▸ **Task description**:
Reproduce the data exactly, leaving nothing out.
START Provided entries
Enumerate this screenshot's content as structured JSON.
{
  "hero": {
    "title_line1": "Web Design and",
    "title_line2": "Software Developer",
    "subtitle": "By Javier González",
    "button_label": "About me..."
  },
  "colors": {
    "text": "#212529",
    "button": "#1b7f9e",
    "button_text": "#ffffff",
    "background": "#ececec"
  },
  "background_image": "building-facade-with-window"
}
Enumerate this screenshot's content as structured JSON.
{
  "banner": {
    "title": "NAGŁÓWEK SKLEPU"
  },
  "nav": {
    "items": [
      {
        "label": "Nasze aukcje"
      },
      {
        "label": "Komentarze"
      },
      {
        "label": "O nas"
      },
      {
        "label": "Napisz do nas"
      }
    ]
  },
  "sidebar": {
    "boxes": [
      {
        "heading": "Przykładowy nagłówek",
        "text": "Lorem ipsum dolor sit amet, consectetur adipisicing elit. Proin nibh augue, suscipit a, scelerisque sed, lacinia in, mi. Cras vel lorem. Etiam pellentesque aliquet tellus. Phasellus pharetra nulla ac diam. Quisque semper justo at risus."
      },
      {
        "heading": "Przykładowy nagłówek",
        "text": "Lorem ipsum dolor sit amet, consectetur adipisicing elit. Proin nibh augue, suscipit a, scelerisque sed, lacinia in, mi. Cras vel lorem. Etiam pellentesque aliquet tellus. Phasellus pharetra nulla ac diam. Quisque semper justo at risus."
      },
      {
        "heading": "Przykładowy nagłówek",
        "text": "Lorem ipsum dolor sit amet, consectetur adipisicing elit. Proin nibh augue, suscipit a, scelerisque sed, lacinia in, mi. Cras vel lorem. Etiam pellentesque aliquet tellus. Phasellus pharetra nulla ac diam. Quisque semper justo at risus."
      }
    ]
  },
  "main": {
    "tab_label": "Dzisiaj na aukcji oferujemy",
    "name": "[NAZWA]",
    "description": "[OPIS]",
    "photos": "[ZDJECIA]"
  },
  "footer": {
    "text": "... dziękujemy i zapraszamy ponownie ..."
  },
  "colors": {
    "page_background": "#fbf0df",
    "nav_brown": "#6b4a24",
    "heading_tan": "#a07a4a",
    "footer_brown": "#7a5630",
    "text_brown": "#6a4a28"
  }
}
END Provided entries
▸ **Reply to the task**:
Enumerate this screenshot's content as structured JSON.
{
  "hero": {
    "title_line1": "Web Design and",
    "title_line2": "Software Developer",
    "subtitle": "By Javier González",
    "button_label": "About me..."
  },
  "colors": {
    "text": "#212529",
    "button": "#1b7f9e",
    "button_text": "#ffffff",
    "background": "#ececec"
  },
  "background_image": "building-facade-with-window"
}
Enumerate this screenshot's content as structured JSON.
{
  "banner": {
    "title": "NAGŁÓWEK SKLEPU"
  },
  "nav": {
    "items": [
      {
        "label": "Nasze aukcje"
      },
      {
        "label": "Komentarze"
      },
      {
        "label": "O nas"
      },
      {
        "label": "Napisz do nas"
      }
    ]
  },
  "sidebar": {
    "boxes": [
      {
        "heading": "Przykładowy nagłówek",
        "text": "Lorem ipsum dolor sit amet, consectetur adipisicing elit. Proin nibh augue, suscipit a, scelerisque sed, lacinia in, mi. Cras vel lorem. Etiam pellentesque aliquet tellus. Phasellus pharetra nulla ac diam. Quisque semper justo at risus."
      },
      {
        "heading": "Przykładowy nagłówek",
        "text": "Lorem ipsum dolor sit amet, consectetur adipisicing elit. Proin nibh augue, suscipit a, scelerisque sed, lacinia in, mi. Cras vel lorem. Etiam pellentesque aliquet tellus. Phasellus pharetra nulla ac diam. Quisque semper justo at risus."
      },
      {
        "heading": "Przykładowy nagłówek",
        "text": "Lorem ipsum dolor sit amet, consectetur adipisicing elit. Proin nibh augue, suscipit a, scelerisque sed, lacinia in, mi. Cras vel lorem. Etiam pellentesque aliquet tellus. Phasellus pharetra nulla ac diam. Quisque semper justo at risus."
      }
    ]
  },
  "main": {
    "tab_label": "Dzisiaj na aukcji oferujemy",
    "name": "[NAZWA]",
    "description": "[OPIS]",
    "photos": "[ZDJECIA]"
  },
  "footer": {
    "text": "... dziękujemy i zapraszamy ponownie ..."
  },
  "colors": {
    "page_background": "#fbf0df",
    "nav_brown": "#6b4a24",
    "heading_tan": "#a07a4a",
    "footer_brown": "#7a5630",
    "text_brown": "#6a4a28"
  }
}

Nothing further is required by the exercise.